The International Energy Agency (IEA) has released their Coal 2021 report which indicates that economic recovery is driving global coal power generation to a record this year and overall coal demand to a potential all-time high as soon as 2022
According to the report, the amount of electricity generated worldwide from coal is surging towards a new annual record in 2021 which is undermining efforts to reduce greenhouse gas emissions.
After falling in 2019 and 2020, global power generation from coal is expected to jump by 9% in 2021 to an all-time high of 10,350 terawatt-hours. The rebound is being driven by this year’s rapid economic recovery, which has pushed up electricity demand much faster than low-carbon supplies can keep up. The steep rise in natural gas prices has also increased demand for coal power by making it more cost-competitive.
Overall coal demand worldwide – including uses beyond power generation, such as cement and steel production – is forecast to grow by 6% in 2021. That increase will not take it above the record levels it reached in 2013 and 2014. But, depending on weather patterns and economic growth, overall coal demand could reach new all-time highs as soon as 2022 and remain at that level for the following two years, underscoring the need for fast and strong policy action.
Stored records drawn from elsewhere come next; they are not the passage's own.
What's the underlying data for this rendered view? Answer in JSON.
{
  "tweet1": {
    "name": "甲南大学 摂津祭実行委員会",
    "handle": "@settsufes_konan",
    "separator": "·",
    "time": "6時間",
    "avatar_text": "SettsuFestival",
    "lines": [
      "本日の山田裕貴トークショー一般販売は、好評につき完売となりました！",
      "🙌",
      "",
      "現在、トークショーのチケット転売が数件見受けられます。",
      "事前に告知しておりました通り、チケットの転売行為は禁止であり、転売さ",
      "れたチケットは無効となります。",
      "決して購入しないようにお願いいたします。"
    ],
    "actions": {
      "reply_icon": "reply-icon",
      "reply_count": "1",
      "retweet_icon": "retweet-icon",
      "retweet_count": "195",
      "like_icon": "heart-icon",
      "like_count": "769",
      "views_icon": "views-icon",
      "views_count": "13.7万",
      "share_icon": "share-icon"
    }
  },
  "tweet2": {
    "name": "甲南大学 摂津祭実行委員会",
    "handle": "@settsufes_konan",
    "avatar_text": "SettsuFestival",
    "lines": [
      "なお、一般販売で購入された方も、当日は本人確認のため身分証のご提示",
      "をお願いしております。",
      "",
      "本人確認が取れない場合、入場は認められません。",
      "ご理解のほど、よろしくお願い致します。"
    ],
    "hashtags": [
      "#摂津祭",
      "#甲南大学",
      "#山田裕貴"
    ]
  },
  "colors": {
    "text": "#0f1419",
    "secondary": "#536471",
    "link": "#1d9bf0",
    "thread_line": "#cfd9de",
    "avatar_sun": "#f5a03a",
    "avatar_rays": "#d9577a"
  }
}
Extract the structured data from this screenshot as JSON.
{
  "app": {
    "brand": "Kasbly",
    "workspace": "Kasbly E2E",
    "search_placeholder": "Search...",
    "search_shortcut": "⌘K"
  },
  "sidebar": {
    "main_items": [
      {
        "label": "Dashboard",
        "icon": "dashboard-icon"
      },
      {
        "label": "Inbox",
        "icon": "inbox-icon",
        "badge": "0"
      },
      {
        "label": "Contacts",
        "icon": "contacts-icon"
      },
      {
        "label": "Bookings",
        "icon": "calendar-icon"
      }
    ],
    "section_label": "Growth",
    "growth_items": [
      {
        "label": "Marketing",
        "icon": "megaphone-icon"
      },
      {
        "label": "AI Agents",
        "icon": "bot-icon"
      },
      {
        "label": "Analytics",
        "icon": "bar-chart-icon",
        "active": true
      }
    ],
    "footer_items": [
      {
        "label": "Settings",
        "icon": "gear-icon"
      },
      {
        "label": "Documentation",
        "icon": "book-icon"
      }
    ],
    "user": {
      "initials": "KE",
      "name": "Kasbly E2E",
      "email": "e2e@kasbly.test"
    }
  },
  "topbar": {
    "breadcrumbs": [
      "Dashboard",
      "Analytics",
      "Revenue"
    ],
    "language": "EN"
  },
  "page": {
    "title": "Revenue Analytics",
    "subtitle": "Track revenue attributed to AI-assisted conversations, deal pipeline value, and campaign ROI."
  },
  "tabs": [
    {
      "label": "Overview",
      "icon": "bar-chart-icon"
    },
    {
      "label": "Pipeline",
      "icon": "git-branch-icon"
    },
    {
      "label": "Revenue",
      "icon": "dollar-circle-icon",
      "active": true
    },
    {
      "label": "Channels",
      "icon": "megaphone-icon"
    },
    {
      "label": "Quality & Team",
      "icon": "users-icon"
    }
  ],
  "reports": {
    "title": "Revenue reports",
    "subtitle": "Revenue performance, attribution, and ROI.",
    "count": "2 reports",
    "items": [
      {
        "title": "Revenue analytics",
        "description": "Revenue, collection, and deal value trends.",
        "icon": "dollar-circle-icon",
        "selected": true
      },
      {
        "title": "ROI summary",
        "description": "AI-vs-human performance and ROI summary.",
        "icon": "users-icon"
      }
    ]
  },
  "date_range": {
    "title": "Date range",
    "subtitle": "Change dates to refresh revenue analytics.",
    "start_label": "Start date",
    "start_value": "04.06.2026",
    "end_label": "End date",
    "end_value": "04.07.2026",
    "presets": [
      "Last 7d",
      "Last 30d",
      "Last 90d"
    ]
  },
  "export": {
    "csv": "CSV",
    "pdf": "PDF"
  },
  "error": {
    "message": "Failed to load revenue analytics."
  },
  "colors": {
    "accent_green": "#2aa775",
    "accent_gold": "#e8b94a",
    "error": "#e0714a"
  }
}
Speaking at the press launch for the report, Fatih Birol, executive director of the IEA, commented, “Our analysis show that there is a major gap between pledges at COP26 and what is happening today and what will happen tomorrow. As such this report is a sobering reality check of government policies.
“From a climate change point of view, we expect global coal demand to increase by about 6%, higher than in 2019. Global electricity generation from coal will be the highest ever in history and is expected to increase by about 9% driven many by countries in Europe, India, China and the United States. This is, in my view, very worrying. It shows us that coal (and emissions from them) are stubborn. They don’t pay attention to what governments, experts, and wishful thinkers say. Coal is the most important emitter; about 30% of the entire global CO2 emissions come from coal electricity generation. By comparison, all the cars in the world are responsible for about 9% of global CO2 emissions.”
In China, where more than half of global coal-fired electricity generation takes place, coal power is expected to grow by 9% in 2021 despite a deceleration at the end of the year. In India, it is forecast to grow by 12%. While coal power generation is set to increase by almost 20% this year in the United States and the European Union, that is not enough to take it above 2019 levels. Coal use in those two markets is expected to go back into decline next year amid slow electricity demand growth and rapid expansion of renewable power.
African rates to remain low
IEA’s report indicated that the total coal consumption of the continent decreased to 198 Mt in 2020 and, although consumption is expected to steadily rise, it will only reach 212 Mt by 2024 which remains below pre-pandemic levels. This is far below the levels of other international communities with Europe expected to hit a total coal consumption of 508 Mt by 2024 and North America reaching 462 Mt in the same period. All three are, however, dwarfed by Asia Pacific which is predicted to reach 6,430 Mt by 2024.
In addition, African countries are being affected by China’s pledge to stop funding coal-based power plants abroad. Botswana, Tanzania, Mozambique are among those expected to be most affected by this as they have been counting on Chinese financing to increase their coal-fired generation capacity. However Zimbabwe is probably the most concerned as it has 990MW of coal-fired plants under construction with plans for another 4.5GW of additional capacity – Chinese institutions are the main source of capital for these.
South Africa accounts for around 90% of coal consumption on the continent but has secured US$8.5bn of international funding over the next five years in order to reduce the country’s dependency on the fuel source. Eskom has announced that it will shut down 8-12 GW of coal-fired power plants by 2030.
Achieving the Paris Agreement
Birol added, “Without strong and immediate actions by governments to tackle coal emissions – in a way that is fair, affordable and secure for those affected – we will have little chance, if any at all, of limiting global warming to 1.5°C.”
Due to the critical importance of this issue, Birol noted that the IEA would be releasing a special report in June 2022 which will advice on how to get coal to net zero by 2050. He added that it will look at this issue particularly from the perspective of emerging countries as this is where coal can have a critical role in providing electricity.